Start of Data for review

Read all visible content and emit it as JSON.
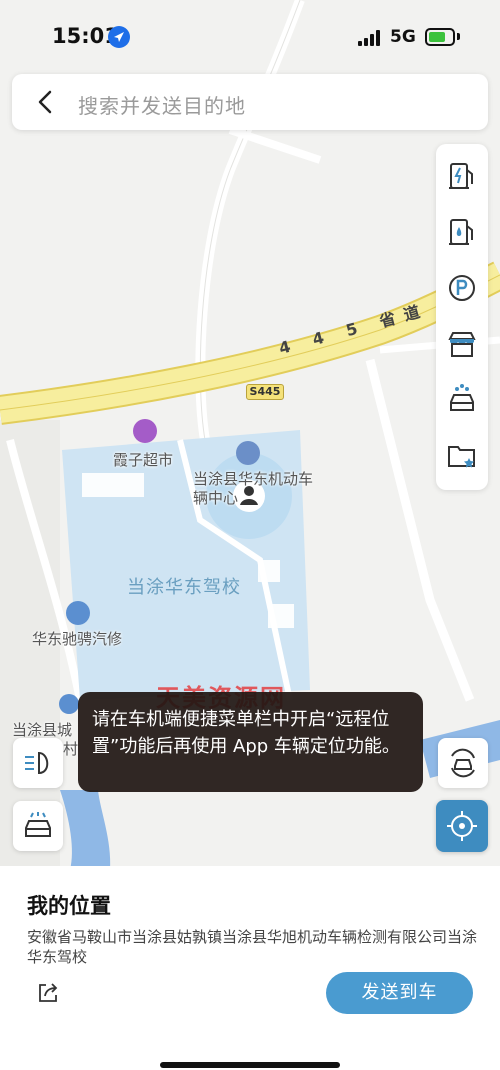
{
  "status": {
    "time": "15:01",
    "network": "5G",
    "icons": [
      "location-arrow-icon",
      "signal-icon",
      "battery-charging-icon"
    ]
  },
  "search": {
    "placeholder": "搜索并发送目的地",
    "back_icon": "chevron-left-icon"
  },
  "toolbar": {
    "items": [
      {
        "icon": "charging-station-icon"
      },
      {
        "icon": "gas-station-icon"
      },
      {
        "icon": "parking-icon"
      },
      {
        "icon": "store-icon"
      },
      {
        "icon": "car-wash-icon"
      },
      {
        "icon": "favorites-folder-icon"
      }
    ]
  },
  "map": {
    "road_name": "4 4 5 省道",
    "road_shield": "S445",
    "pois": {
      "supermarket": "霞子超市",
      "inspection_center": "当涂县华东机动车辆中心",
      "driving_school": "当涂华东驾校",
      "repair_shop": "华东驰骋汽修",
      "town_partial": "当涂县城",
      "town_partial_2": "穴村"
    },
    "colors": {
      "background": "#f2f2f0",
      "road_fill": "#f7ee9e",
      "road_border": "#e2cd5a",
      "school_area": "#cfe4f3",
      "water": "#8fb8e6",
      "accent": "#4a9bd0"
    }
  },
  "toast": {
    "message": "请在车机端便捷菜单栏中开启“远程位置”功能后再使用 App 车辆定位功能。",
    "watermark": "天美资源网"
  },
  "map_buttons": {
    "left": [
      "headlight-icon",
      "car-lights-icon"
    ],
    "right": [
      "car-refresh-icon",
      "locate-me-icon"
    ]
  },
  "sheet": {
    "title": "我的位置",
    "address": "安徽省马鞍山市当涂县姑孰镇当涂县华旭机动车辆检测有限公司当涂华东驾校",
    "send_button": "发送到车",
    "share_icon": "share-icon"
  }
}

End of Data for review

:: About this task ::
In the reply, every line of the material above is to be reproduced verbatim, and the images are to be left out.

:: Task response ::
Read all visible content and emit it as JSON.
{
  "status": {
    "time": "15:01",
    "network": "5G",
    "icons": [
      "location-arrow-icon",
      "signal-icon",
      "battery-charging-icon"
    ]
  },
  "search": {
    "placeholder": "搜索并发送目的地",
    "back_icon": "chevron-left-icon"
  },
  "toolbar": {
    "items": [
      {
        "icon": "charging-station-icon"
      },
      {
        "icon": "gas-station-icon"
      },
      {
        "icon": "parking-icon"
      },
      {
        "icon": "store-icon"
      },
      {
        "icon": "car-wash-icon"
      },
      {
        "icon": "favorites-folder-icon"
      }
    ]
  },
  "map": {
    "road_name": "4 4 5 省道",
    "road_shield": "S445",
    "pois": {
      "supermarket": "霞子超市",
      "inspection_center": "当涂县华东机动车辆中心",
      "driving_school": "当涂华东驾校",
      "repair_shop": "华东驰骋汽修",
      "town_partial": "当涂县城",
      "town_partial_2": "穴村"
    },
    "colors": {
      "background": "#f2f2f0",
      "road_fill": "#f7ee9e",
      "road_border": "#e2cd5a",
      "school_area": "#cfe4f3",
      "water": "#8fb8e6",
      "accent": "#4a9bd0"
    }
  },
  "toast": {
    "message": "请在车机端便捷菜单栏中开启“远程位置”功能后再使用 App 车辆定位功能。",
    "watermark": "天美资源网"
  },
  "map_buttons": {
    "left": [
      "headlight-icon",
      "car-lights-icon"
    ],
    "right": [
      "car-refresh-icon",
      "locate-me-icon"
    ]
  },
  "sheet": {
    "title": "我的位置",
    "address": "安徽省马鞍山市当涂县姑孰镇当涂县华旭机动车辆检测有限公司当涂华东驾校",
    "send_button": "发送到车",
    "share_icon": "share-icon"
  }
}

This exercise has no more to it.